- DESCRIPTION OF THE TASK -
Every line holding the string "title" should be copied out of the listing.

- GIVEN RECORDS -
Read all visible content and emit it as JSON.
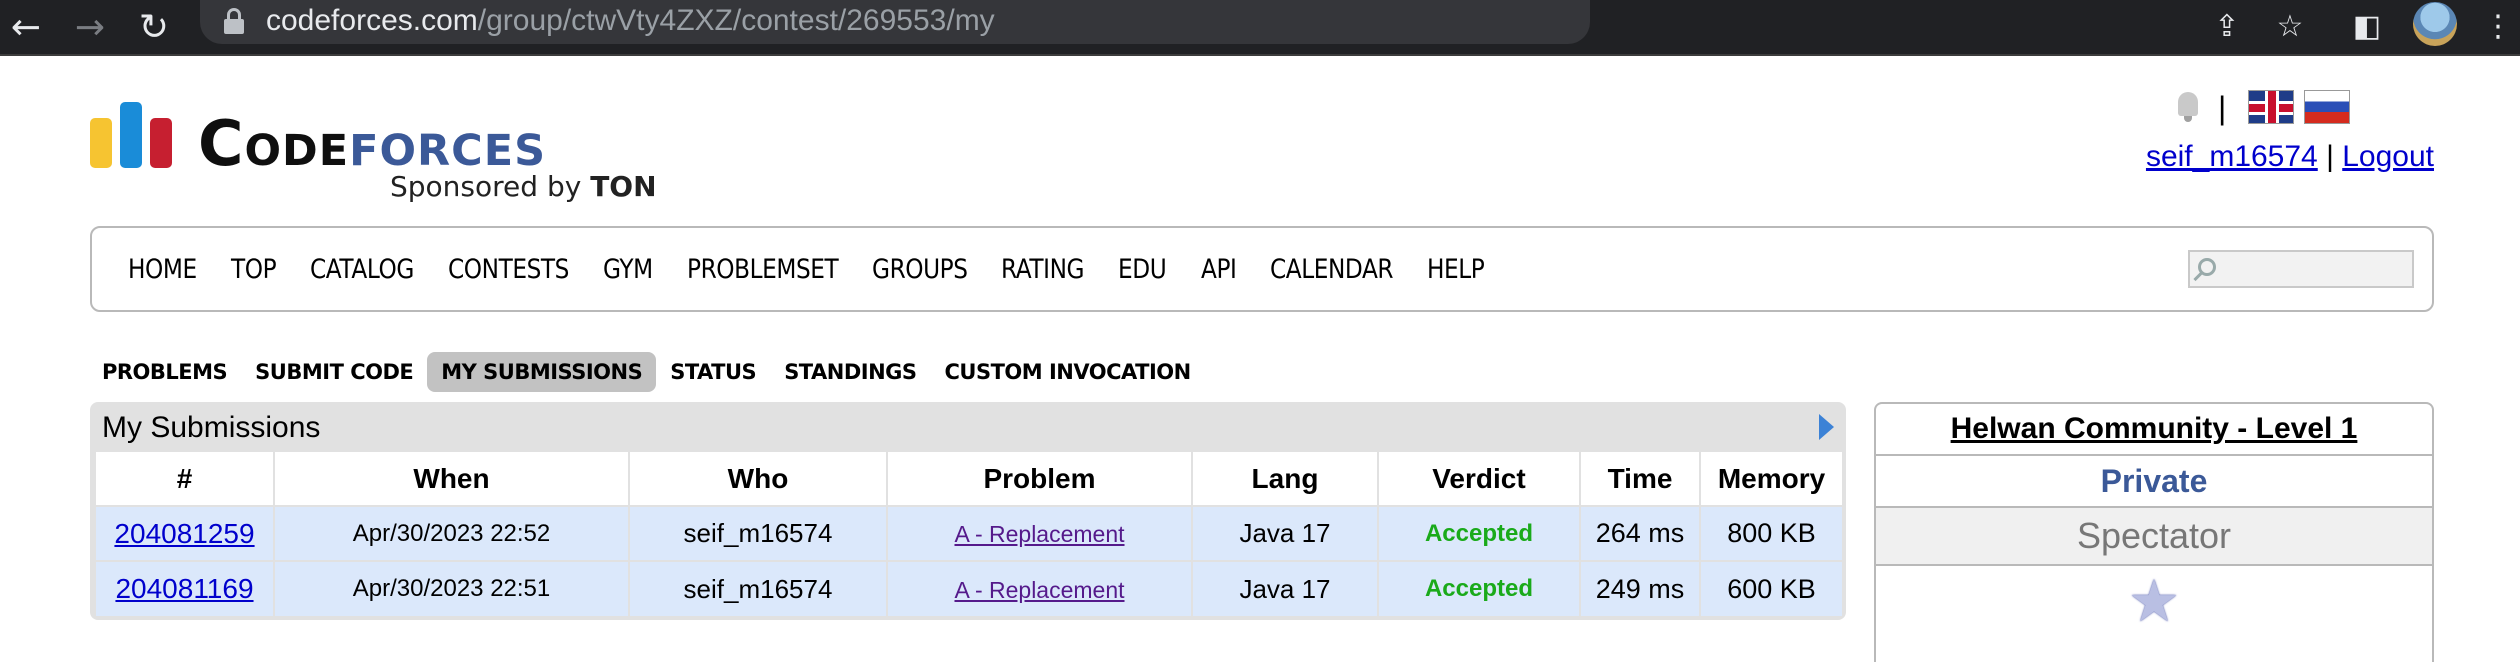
{
  "browser": {
    "url_domain": "codeforces.com",
    "url_path": "/group/ctwVty4ZXZ/contest/269553/my",
    "icons": [
      "back-arrow-icon",
      "forward-arrow-icon",
      "reload-icon",
      "lock-icon",
      "share-icon",
      "star-bookmark-icon",
      "side-panel-icon",
      "profile-avatar",
      "kebab-menu-icon"
    ]
  },
  "header": {
    "logo_word_code": "Code",
    "logo_word_forces": "forces",
    "sponsor_prefix": "Sponsored by",
    "sponsor_name": "TON",
    "separator": "|",
    "username": "seif_m16574",
    "logout": "Logout"
  },
  "menu": {
    "items": [
      "HOME",
      "TOP",
      "CATALOG",
      "CONTESTS",
      "GYM",
      "PROBLEMSET",
      "GROUPS",
      "RATING",
      "EDU",
      "API",
      "CALENDAR",
      "HELP"
    ]
  },
  "submenu": {
    "items": [
      "PROBLEMS",
      "SUBMIT CODE",
      "MY SUBMISSIONS",
      "STATUS",
      "STANDINGS",
      "CUSTOM INVOCATION"
    ],
    "active": "MY SUBMISSIONS"
  },
  "submissions": {
    "title": "My Submissions",
    "columns": [
      "#",
      "When",
      "Who",
      "Problem",
      "Lang",
      "Verdict",
      "Time",
      "Memory"
    ],
    "rows": [
      {
        "id": "204081259",
        "when": "Apr/30/2023 22:52",
        "who": "seif_m16574",
        "problem": "A - Replacement",
        "lang": "Java 17",
        "verdict": "Accepted",
        "time": "264 ms",
        "memory": "800 KB"
      },
      {
        "id": "204081169",
        "when": "Apr/30/2023 22:51",
        "who": "seif_m16574",
        "problem": "A - Replacement",
        "lang": "Java 17",
        "verdict": "Accepted",
        "time": "249 ms",
        "memory": "600 KB"
      }
    ]
  },
  "sidebar": {
    "contest_name": "Helwan Community - Level 1",
    "type": "Private",
    "role": "Spectator",
    "star": "★"
  },
  "colors": {
    "link": "#0000cc",
    "visited_link": "#551a8b",
    "accepted": "#1aaa1a",
    "row_bg": "#dbe8fb",
    "brand_blue": "#3b5998"
  }
}
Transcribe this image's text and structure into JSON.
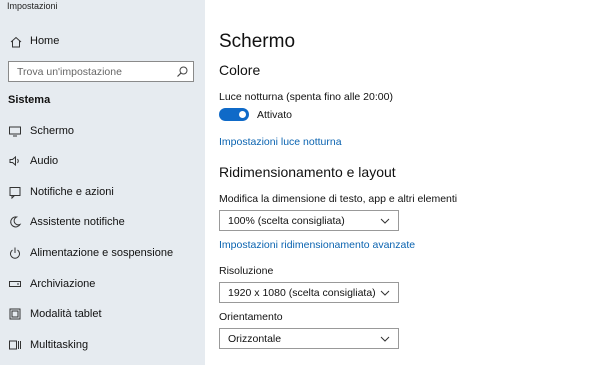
{
  "window": {
    "title": "Impostazioni"
  },
  "sidebar": {
    "home_label": "Home",
    "search_placeholder": "Trova un'impostazione",
    "section_label": "Sistema",
    "items": [
      {
        "label": "Schermo",
        "icon": "monitor-icon",
        "active": true
      },
      {
        "label": "Audio",
        "icon": "speaker-icon"
      },
      {
        "label": "Notifiche e azioni",
        "icon": "notification-icon"
      },
      {
        "label": "Assistente notifiche",
        "icon": "moon-icon"
      },
      {
        "label": "Alimentazione e sospensione",
        "icon": "power-icon"
      },
      {
        "label": "Archiviazione",
        "icon": "storage-icon"
      },
      {
        "label": "Modalità tablet",
        "icon": "tablet-icon"
      },
      {
        "label": "Multitasking",
        "icon": "multitasking-icon"
      }
    ]
  },
  "main": {
    "title": "Schermo",
    "color_heading": "Colore",
    "night_light_label": "Luce notturna (spenta fino alle 20:00)",
    "toggle_state": "Attivato",
    "night_light_link": "Impostazioni luce notturna",
    "scale_heading": "Ridimensionamento e layout",
    "size_label": "Modifica la dimensione di testo, app e altri elementi",
    "size_value": "100% (scelta consigliata)",
    "advanced_scaling_link": "Impostazioni ridimensionamento avanzate",
    "resolution_label": "Risoluzione",
    "resolution_value": "1920 x 1080 (scelta consigliata)",
    "orientation_label": "Orientamento",
    "orientation_value": "Orizzontale"
  },
  "colors": {
    "accent": "#0f6ac8",
    "link": "#0a63b0",
    "sidebar_bg": "#e6ebf0"
  }
}
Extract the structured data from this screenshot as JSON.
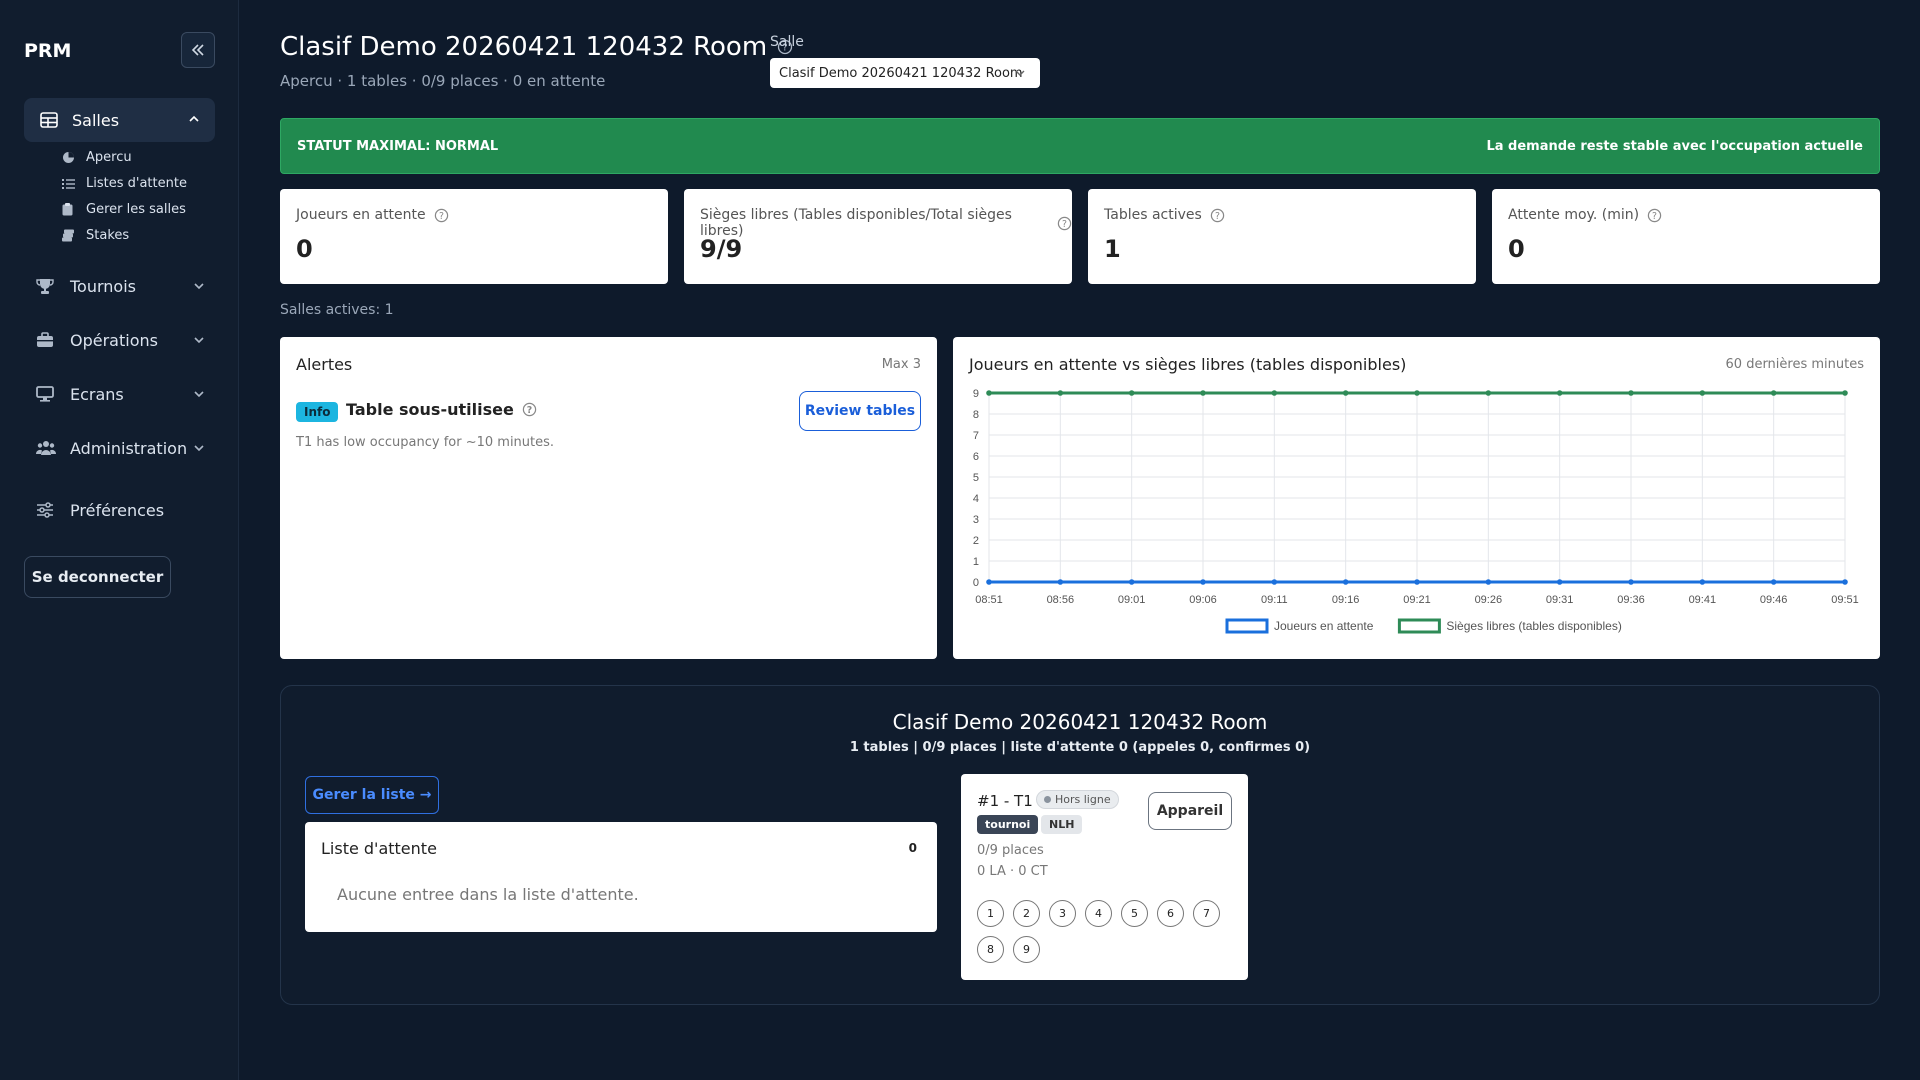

- REPLY -
    "title": "My Submissions",
    "title": "Impostazioni"
    "title": "Schermo",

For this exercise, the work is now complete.